As Our Lord hung upon his Cross, “darkness came over the whole land” (Matthew 27,45) – perhaps an eclipse of the sun. The sun is depicted in our window – shining above Our Lady’s head, but then eclipsed over Saint John’s head. The darkness is effectively portrayed by the murky red background. This reminds me of an eery memory from early childhood – when I ‘helped’ someone develop some photographs in his dark room.
Finally, you see either side of the Cross in our window something grey, twisting and rising, then crossing behind Pilate’s inscription, winding behind Our Lady and Saint John’s heads, up across the angels in the two little windows, and finally meeting around God in the topmost window. What is it? It took me a while to work out. It’s incense, rising to God with its delectable fragrance.
I mentioned yesterday the sacrifice Noah offered after the Great Flood had subsided. Genesis 8,21 tells us that “when the LORD smelt its pleasing odour”, he promised never again to destroy every living creature as he had done. I’ve always liked that highly anthropomorphic image of God – so delighted with the aroma of Noah’s offering, it wins his mercy. Our Lord’s offering of himself on Calvary is so infinitely pleasing to God, it has won the offer of pardon for all sinners – and Our Lord again offers up its rich savour at every Mass. Our east window depicts it rising like fragrant incense to God – both from Calvary, and from every Mass offered on the altar just below it. It reminds me of the prayer that accompanies the offering of the chalice during Mass: “We offer to You, O Lord, the chalice of salvation, beseeching Your clemency, that it may ascend before Your divine Majesty as a sweet savour, for our salvation and for that of the whole world”.
This is my favourite feature of this beautiful window. I call it my cum odore suavitatis ascendat window – Latin for ‘may it ascend as a sweet savour’.

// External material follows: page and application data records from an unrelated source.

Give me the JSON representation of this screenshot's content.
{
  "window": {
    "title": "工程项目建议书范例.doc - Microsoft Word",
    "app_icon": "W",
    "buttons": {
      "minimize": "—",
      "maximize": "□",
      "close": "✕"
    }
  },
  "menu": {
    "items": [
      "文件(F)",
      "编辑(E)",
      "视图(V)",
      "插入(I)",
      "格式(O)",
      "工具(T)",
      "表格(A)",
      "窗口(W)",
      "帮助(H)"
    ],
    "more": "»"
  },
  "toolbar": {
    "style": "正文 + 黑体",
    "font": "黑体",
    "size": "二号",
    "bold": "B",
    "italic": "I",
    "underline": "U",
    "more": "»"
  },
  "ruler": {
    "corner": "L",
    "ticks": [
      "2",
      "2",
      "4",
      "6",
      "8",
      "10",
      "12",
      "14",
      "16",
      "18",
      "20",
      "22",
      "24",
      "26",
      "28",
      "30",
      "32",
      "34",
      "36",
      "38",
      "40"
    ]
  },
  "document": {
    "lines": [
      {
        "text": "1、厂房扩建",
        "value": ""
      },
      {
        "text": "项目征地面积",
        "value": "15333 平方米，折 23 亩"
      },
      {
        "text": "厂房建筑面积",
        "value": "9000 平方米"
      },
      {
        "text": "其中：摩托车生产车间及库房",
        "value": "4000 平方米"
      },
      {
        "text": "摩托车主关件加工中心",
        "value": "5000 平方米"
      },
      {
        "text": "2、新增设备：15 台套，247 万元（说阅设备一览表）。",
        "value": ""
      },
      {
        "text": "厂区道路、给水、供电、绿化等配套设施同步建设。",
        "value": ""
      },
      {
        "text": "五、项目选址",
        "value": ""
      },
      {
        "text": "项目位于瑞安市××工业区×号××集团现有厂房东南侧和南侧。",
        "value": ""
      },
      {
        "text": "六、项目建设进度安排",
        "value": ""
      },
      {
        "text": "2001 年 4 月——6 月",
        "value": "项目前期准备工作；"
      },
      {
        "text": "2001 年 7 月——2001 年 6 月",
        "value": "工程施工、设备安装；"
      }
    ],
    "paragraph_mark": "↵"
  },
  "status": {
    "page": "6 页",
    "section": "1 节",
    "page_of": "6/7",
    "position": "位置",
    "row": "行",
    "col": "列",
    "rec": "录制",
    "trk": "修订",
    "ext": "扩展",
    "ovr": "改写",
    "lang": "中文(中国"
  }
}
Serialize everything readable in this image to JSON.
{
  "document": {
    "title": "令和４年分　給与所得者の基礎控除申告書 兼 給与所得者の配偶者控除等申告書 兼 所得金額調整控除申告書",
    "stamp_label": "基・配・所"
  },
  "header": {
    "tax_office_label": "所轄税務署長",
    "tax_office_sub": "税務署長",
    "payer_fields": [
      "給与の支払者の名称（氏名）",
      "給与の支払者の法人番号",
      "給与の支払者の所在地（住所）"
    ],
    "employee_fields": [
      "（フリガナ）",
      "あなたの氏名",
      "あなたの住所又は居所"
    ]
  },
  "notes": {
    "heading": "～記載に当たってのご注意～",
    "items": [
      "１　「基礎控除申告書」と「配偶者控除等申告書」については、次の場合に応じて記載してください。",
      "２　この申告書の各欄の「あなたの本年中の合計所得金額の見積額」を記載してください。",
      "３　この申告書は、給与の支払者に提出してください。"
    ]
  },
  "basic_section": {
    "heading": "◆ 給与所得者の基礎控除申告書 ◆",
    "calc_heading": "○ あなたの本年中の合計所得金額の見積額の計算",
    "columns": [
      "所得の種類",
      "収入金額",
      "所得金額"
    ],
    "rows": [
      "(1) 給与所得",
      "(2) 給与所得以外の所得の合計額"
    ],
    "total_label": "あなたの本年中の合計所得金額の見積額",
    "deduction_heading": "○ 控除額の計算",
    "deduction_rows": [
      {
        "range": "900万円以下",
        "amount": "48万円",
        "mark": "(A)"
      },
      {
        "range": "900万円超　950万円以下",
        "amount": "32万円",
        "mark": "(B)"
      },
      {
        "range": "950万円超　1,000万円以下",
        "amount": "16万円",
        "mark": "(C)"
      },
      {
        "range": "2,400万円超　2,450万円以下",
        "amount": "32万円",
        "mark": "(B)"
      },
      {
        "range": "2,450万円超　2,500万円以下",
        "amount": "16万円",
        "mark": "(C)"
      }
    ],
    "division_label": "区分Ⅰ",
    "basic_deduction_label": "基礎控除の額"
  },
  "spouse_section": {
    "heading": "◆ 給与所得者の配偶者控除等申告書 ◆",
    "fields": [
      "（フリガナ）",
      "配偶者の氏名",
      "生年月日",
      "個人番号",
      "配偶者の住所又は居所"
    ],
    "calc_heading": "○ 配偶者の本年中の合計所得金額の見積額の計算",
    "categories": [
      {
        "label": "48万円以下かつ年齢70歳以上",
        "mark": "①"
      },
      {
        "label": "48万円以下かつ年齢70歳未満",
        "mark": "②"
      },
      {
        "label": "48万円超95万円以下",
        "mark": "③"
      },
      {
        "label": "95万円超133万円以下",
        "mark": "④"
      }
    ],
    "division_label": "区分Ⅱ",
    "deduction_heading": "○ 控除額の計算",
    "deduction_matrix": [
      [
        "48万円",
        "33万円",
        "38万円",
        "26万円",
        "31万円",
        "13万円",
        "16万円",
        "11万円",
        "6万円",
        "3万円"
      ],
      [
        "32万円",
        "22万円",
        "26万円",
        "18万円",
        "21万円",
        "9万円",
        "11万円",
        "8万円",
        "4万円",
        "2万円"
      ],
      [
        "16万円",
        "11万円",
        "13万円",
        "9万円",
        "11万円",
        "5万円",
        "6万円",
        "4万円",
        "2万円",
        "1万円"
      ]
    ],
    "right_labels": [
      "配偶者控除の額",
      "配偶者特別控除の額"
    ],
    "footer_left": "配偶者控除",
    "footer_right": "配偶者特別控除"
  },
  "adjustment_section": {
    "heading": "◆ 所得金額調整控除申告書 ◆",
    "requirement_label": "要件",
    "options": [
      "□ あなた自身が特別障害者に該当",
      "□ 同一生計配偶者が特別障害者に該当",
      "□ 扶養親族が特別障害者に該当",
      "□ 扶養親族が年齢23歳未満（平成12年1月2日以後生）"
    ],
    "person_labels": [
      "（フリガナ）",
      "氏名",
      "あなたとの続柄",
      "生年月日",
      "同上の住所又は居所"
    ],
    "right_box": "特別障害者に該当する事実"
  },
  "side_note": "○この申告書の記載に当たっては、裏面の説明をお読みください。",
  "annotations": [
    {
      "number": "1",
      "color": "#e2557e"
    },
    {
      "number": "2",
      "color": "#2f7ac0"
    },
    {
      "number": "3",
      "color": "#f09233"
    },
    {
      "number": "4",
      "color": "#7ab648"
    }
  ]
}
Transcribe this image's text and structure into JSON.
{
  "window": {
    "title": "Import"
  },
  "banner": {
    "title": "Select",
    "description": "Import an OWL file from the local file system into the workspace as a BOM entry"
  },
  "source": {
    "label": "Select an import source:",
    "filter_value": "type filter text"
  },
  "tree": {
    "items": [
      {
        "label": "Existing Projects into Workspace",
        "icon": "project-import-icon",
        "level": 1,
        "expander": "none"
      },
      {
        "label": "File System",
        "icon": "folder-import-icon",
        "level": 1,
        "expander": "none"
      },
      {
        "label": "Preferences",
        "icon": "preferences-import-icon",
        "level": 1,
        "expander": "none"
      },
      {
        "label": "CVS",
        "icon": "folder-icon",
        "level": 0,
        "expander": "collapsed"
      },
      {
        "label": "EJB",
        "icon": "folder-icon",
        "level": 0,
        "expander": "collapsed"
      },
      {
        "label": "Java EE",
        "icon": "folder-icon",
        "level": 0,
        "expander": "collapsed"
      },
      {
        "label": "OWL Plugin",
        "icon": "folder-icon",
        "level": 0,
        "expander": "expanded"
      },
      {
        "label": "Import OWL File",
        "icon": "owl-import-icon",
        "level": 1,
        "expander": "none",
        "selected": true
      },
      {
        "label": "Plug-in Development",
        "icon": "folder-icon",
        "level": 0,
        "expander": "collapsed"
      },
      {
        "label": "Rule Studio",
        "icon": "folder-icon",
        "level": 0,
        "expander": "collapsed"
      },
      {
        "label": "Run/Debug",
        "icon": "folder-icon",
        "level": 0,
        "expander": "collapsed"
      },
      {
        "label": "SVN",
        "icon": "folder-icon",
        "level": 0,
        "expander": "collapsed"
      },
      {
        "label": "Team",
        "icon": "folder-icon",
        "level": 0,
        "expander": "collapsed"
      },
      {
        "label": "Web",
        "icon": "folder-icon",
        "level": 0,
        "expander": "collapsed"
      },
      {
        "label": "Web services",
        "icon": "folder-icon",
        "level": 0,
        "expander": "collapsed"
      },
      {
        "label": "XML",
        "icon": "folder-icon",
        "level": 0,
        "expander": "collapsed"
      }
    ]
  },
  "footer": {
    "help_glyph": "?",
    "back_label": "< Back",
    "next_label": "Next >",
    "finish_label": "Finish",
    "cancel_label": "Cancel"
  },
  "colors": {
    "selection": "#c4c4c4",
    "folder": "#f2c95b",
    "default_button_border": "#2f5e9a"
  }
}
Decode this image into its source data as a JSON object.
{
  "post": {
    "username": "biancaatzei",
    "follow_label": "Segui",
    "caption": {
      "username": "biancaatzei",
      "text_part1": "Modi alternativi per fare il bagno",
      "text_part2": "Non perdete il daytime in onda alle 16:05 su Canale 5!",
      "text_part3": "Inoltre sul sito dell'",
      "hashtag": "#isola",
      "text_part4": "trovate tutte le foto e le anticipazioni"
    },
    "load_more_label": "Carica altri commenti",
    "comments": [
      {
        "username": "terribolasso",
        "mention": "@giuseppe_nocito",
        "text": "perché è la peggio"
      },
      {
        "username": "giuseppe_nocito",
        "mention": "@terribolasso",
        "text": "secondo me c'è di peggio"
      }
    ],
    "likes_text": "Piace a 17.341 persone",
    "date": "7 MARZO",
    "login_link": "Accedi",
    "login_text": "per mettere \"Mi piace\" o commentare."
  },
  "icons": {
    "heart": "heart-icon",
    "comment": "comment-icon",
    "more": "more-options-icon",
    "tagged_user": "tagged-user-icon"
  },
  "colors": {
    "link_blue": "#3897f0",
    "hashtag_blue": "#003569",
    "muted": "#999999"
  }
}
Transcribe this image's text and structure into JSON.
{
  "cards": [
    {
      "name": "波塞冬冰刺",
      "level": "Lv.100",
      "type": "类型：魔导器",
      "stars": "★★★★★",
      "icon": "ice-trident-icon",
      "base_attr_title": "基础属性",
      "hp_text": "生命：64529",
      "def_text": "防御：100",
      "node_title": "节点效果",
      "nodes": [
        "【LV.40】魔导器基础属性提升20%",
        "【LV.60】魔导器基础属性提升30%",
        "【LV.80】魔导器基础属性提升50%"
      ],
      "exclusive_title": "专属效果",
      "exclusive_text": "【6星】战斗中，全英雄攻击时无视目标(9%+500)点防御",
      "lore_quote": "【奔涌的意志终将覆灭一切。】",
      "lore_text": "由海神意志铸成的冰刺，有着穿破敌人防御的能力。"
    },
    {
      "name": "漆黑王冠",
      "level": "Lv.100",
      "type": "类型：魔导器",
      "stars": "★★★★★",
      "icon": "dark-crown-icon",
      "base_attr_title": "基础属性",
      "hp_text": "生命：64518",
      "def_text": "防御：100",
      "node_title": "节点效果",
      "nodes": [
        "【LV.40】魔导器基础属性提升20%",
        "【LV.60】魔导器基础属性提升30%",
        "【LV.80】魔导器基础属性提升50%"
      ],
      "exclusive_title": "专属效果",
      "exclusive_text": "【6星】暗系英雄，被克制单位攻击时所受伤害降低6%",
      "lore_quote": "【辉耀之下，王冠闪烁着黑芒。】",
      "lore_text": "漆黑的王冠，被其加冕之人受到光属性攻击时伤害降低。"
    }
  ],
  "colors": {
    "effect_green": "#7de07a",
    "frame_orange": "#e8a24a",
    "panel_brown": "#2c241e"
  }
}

Either side of this window are windows reflecting the original English and Irish background to Saint Mary’s church. I’ll speak about these over the next couple of days.